__Goal of the exercise__.
Make an exact copy, without pictures, of the lines below from the one containing "Give me the" to the last line, both ends included.

(Collected data)
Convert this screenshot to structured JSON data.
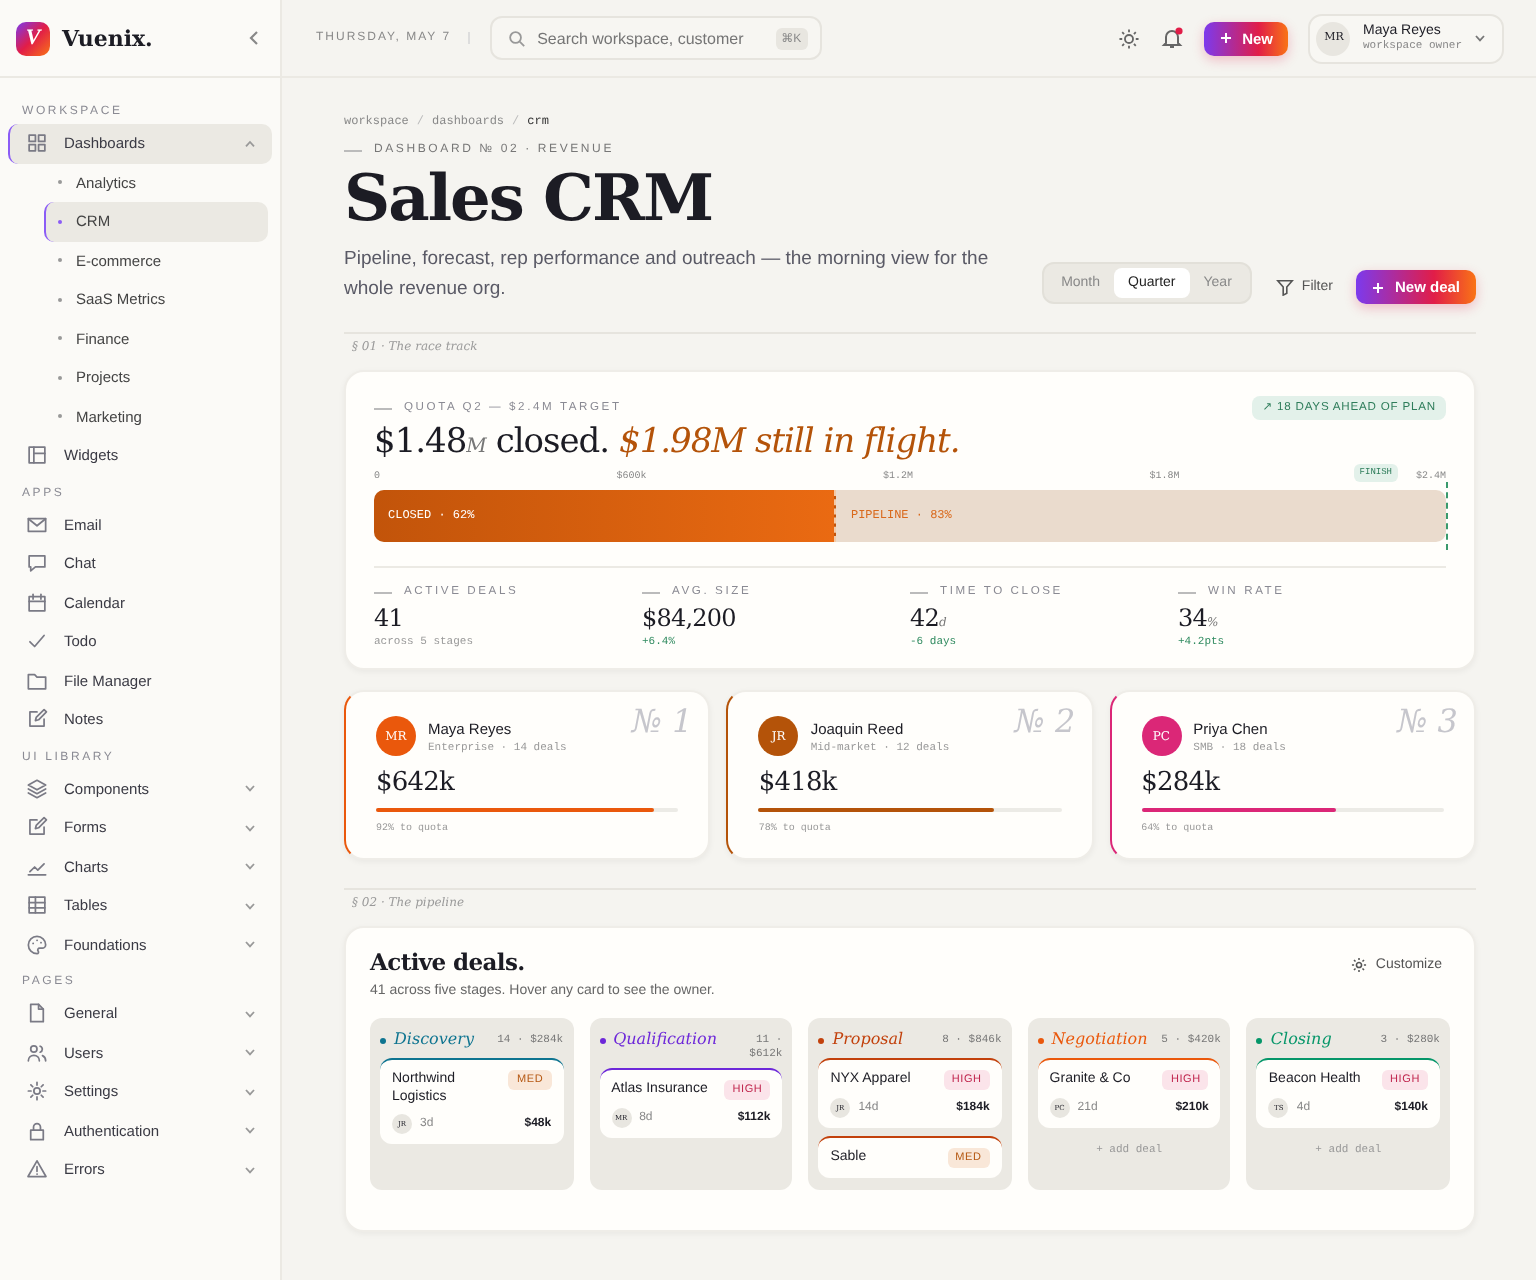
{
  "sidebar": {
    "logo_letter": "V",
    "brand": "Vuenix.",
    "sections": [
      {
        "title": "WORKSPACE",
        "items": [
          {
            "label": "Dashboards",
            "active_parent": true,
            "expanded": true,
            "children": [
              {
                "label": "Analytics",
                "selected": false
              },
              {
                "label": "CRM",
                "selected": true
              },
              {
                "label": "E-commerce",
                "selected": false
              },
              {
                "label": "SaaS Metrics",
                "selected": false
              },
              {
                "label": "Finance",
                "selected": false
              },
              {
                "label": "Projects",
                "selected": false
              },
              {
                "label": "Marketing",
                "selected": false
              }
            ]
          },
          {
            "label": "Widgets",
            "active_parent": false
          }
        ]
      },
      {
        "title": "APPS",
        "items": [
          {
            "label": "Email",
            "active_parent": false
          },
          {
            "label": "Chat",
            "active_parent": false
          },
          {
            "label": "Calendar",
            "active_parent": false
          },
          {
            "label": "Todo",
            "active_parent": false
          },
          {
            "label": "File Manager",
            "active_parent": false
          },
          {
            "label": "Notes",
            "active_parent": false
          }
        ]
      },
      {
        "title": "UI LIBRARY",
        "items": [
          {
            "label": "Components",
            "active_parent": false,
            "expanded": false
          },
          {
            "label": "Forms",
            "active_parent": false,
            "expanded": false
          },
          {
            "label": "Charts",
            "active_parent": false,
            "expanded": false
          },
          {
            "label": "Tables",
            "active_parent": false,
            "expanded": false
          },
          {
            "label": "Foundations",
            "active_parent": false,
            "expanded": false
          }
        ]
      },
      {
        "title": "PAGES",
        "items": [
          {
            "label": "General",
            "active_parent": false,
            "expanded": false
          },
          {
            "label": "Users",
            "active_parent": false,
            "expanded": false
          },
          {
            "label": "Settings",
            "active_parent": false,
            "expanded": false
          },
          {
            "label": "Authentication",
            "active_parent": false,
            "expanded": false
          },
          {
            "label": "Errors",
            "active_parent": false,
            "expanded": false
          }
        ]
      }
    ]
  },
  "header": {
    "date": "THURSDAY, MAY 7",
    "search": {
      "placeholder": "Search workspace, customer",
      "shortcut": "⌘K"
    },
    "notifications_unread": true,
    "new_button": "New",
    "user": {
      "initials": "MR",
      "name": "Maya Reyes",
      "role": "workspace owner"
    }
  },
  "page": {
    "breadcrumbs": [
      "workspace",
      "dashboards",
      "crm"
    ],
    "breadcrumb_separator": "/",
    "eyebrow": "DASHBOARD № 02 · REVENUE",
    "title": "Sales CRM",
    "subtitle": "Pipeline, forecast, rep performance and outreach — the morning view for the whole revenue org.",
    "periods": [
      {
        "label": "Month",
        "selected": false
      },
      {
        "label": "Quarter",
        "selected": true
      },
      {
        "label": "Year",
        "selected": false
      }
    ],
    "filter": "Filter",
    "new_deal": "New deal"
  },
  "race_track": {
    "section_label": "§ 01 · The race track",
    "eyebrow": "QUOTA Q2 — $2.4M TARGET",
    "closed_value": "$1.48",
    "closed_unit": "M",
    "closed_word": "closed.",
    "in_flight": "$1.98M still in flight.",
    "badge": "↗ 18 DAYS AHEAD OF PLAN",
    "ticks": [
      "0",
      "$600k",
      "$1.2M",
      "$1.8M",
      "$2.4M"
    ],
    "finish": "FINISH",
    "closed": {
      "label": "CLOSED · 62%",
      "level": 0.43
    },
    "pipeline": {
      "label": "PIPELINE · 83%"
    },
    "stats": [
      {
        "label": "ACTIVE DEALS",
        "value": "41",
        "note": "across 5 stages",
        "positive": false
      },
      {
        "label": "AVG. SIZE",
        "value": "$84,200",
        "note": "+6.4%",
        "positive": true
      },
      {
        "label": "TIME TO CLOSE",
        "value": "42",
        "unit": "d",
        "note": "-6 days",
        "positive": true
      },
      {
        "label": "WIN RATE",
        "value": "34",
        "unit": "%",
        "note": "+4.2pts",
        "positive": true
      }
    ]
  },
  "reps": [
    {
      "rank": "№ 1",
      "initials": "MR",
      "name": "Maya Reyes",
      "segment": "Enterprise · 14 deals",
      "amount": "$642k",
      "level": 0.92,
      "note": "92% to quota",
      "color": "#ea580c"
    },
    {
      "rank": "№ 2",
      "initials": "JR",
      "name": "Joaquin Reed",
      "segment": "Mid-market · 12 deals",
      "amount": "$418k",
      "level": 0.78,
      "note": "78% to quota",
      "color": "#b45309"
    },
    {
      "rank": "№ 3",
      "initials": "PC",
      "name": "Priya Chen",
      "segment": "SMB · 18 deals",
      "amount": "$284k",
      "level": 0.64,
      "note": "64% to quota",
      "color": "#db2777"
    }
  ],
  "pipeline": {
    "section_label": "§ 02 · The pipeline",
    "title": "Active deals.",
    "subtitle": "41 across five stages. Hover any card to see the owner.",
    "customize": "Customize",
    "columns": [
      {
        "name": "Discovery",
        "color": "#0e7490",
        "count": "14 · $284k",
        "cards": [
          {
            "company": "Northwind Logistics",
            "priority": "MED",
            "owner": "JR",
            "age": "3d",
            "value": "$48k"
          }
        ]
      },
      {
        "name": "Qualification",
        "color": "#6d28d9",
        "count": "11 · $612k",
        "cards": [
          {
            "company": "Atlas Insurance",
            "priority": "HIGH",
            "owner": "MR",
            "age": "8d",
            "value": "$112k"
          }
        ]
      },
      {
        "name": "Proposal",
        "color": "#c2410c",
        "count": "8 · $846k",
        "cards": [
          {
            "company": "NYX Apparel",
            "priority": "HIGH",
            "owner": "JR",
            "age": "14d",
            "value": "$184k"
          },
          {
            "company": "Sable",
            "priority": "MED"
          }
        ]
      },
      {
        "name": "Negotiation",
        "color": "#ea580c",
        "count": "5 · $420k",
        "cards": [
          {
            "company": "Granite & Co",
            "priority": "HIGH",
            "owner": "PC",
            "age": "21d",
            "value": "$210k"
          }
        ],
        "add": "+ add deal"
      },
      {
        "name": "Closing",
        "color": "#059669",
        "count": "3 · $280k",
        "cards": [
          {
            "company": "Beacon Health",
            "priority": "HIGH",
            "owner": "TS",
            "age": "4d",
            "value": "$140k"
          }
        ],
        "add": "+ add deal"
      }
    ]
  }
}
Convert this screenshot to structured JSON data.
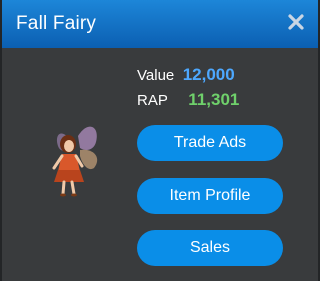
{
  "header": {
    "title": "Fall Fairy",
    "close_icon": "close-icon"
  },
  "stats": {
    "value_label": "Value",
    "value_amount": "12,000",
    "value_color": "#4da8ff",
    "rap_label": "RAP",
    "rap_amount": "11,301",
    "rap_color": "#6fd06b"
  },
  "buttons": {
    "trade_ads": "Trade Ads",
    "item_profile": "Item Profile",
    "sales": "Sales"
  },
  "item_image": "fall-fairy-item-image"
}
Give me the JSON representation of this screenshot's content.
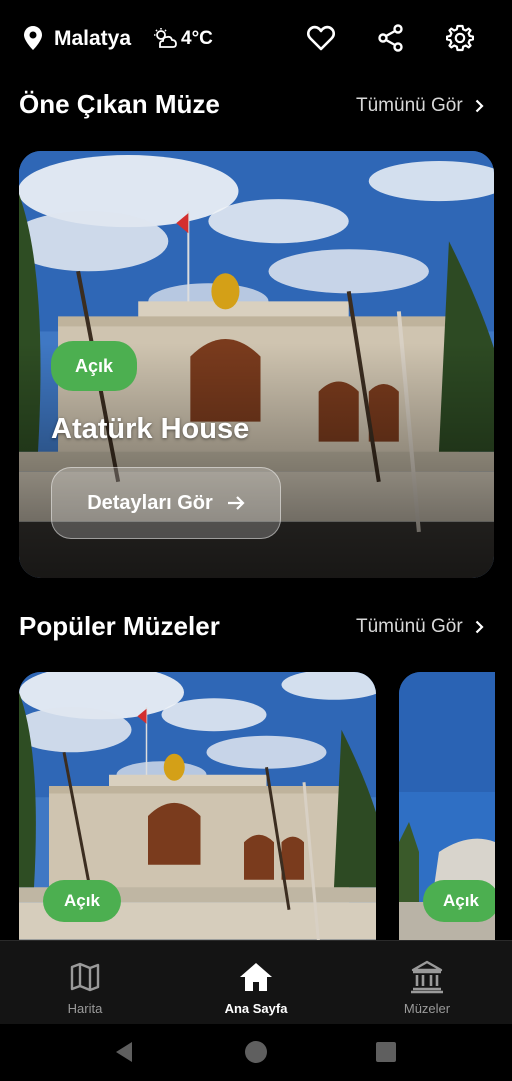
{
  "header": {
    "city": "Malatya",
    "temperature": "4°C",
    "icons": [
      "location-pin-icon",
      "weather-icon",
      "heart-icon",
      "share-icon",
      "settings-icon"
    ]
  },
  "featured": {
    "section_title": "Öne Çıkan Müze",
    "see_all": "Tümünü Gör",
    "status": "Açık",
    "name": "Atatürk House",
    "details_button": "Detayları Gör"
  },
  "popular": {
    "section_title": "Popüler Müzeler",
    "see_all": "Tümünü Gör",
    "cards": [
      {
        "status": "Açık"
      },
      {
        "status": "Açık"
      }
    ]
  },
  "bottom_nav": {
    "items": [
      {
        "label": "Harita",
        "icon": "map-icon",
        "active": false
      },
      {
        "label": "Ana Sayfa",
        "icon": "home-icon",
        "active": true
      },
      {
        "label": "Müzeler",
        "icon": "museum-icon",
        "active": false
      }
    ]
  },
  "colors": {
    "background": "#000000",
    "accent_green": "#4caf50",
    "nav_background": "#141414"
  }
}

__Task answer__.
Give me the JSON representation of this screenshot's content.
{
  "header": {
    "city": "Malatya",
    "temperature": "4°C",
    "icons": [
      "location-pin-icon",
      "weather-icon",
      "heart-icon",
      "share-icon",
      "settings-icon"
    ]
  },
  "featured": {
    "section_title": "Öne Çıkan Müze",
    "see_all": "Tümünü Gör",
    "status": "Açık",
    "name": "Atatürk House",
    "details_button": "Detayları Gör"
  },
  "popular": {
    "section_title": "Popüler Müzeler",
    "see_all": "Tümünü Gör",
    "cards": [
      {
        "status": "Açık"
      },
      {
        "status": "Açık"
      }
    ]
  },
  "bottom_nav": {
    "items": [
      {
        "label": "Harita",
        "icon": "map-icon",
        "active": false
      },
      {
        "label": "Ana Sayfa",
        "icon": "home-icon",
        "active": true
      },
      {
        "label": "Müzeler",
        "icon": "museum-icon",
        "active": false
      }
    ]
  },
  "colors": {
    "background": "#000000",
    "accent_green": "#4caf50",
    "nav_background": "#141414"
  }
}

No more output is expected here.